This works great if you’re a superstar athlete or hotshot coder; employers need you as much as you need them, and you can always take your talents to South Beach and/or Facebook (they’re hiring!). But contemporary conditions make simply up and quitting unfeasible for a significant slice of the population — namely, those who are already the most vulnerable. If you need a job as a condition of probation, or if your visa is tied to your employer, or if you’re an immigrant working without documentation, “exit” is impossible without imprisonment or exile. Even the average low-income worker might not have the savings to ride out a short gap in employment without getting evicted or going hungry. The frictions in the employment marketplace force many of us to put up with terrible treatment by giving bosses the leverage that knows that we can’t afford to just walk out.

Kevin Munger on whose rules.

This is the book being referenced, incidentally, and it is totally going on the GoodReads wishlist

2019-04-08T09:47:52+11:0024th September, 2019|Tags: culture, work|

Ubiquitous, tedious, inscrutable.

So my Baby’s First Graduate Rotation when I first started working was in the team that ran my organisation’s SAP install. If you’ve never done backend corporate logistics and/or HR work, you may have never even heard of this beast, but even if you haven’t heard of it, it’s definitely heard of you

2019-04-08T09:08:14+11:0023rd September, 2019|Tags: culture, tech, work|

Preemptive contempt.

I was taught to be contemptuous of the non-blessed narratives, and I was taught to pay for my continued access to the technical communities through perpetuating that contempt. I was taught to have an elevated sense of self-worth, driven by the elitism baked into the hacker ethos as I learned to program. By adopting the same patterns that other, more knowledgable people expressed I could feel more credible, more like a real part of the community, more like I belonged.

I bought my sense of belonging, with contempt, and paid for it with contempt and exclusionary behaviour.

And now, I realise how much of it is an anxiety response. What if I chose the wrong thing? What if other people judge me for my choices and assert that my hard-earned skills actually aren’t worth anything?

What if people find out I’m a fraud?

By perpetuating a culture of contempt as the means of acquiring credibility, I was able to avoid these difficult, introspective questions. We don’t have to look at how we’re harming other people who want in, don’t have to acknowledge the niggling little voice in the back of our head asking are you good enough. It wasn’t me that was wrong, it was them.

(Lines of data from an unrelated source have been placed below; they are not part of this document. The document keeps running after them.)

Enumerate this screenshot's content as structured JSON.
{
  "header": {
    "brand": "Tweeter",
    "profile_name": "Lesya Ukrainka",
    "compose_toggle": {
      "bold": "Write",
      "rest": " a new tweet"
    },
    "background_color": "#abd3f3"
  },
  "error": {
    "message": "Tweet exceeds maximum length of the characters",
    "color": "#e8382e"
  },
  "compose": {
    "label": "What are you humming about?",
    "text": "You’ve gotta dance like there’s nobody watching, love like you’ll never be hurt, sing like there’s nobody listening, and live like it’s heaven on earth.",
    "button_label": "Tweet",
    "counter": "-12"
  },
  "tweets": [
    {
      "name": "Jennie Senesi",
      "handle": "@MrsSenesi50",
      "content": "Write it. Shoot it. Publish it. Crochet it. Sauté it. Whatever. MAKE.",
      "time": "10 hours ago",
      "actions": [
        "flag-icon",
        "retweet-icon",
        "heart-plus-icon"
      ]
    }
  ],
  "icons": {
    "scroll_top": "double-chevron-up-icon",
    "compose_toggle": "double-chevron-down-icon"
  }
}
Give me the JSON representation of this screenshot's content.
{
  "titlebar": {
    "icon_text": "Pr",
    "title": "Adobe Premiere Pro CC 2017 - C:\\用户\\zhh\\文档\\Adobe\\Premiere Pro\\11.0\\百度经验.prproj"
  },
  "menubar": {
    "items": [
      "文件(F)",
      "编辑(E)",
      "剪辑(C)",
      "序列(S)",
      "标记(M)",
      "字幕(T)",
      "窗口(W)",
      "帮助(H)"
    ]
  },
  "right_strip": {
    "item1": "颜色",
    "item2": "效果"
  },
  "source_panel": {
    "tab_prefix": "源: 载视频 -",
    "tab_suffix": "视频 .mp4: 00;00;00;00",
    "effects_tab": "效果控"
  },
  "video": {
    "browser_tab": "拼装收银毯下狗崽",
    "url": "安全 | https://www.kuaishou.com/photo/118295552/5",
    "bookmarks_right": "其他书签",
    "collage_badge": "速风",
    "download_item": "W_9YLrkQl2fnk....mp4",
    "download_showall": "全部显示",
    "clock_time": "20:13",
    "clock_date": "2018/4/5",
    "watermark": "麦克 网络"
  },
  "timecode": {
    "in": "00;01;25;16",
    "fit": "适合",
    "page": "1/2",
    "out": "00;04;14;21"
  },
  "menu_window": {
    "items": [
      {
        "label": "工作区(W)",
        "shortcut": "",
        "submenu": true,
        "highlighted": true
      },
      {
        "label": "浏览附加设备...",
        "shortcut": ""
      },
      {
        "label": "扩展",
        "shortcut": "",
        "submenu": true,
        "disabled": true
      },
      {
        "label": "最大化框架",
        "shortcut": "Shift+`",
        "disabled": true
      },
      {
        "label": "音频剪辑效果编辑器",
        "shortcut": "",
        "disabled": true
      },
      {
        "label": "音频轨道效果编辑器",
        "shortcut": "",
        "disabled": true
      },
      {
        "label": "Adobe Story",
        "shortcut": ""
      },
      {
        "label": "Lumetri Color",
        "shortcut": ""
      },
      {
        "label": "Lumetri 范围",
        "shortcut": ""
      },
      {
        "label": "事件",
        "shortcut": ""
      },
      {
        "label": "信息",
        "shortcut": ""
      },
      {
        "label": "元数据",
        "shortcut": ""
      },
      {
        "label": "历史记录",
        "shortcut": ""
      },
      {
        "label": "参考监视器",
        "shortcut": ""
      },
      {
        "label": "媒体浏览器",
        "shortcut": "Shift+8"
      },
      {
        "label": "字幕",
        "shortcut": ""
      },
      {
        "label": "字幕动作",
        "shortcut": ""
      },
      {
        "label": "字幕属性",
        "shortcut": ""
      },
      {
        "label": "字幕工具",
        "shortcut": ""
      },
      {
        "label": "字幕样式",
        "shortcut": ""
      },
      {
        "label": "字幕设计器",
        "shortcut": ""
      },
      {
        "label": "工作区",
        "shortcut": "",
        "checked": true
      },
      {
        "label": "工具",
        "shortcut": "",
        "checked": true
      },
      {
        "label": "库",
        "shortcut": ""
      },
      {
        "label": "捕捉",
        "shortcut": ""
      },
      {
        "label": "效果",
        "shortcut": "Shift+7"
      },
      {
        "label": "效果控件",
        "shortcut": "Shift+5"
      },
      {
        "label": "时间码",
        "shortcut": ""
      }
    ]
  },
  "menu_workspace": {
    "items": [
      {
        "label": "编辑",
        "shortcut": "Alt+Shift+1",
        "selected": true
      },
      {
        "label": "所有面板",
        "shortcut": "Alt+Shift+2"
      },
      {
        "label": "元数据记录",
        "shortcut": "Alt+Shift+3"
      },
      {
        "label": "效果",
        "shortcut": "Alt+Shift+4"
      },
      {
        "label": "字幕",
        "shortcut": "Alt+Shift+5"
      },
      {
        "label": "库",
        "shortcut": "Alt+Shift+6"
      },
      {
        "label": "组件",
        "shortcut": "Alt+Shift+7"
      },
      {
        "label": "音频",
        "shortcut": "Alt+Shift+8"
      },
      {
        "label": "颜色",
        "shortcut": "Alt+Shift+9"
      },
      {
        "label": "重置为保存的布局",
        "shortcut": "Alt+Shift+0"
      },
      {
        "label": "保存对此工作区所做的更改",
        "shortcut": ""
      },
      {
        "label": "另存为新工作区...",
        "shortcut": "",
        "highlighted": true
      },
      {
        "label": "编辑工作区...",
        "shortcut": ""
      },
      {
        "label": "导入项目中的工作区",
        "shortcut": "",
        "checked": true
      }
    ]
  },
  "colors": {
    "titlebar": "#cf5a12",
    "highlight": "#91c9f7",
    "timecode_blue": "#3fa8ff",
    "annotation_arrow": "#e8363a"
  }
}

Aurynn Shaw on contempt culture.

Sorry for the long quote, and while Shaw’s post is ostensibly about programming languages,1 I also can’t help but think of, for example, fandom antis and that broader culture of toxic faux activism in fandom and media circles…

  1. And correctly! Programmer communities are absolutely, 100% like this. /she says, as the one with the HTML/CSS/PHP background []
2019-04-08T09:05:16+11:0023rd September, 2019|Tags: culture, fandom|

Stand, don’t walk.

Tl;dr in crowded environments, everyone standing on the escalator is significantly faster for everyone than leaving a lane for impatient people to stomp up and down on.

This makes me think of the escalators in the MTR in Hong Kong, for example, which not only move terrifying quickly but are generally only one person wide…

2019-04-08T08:54:34+11:0022nd September, 2019|Tags: culture|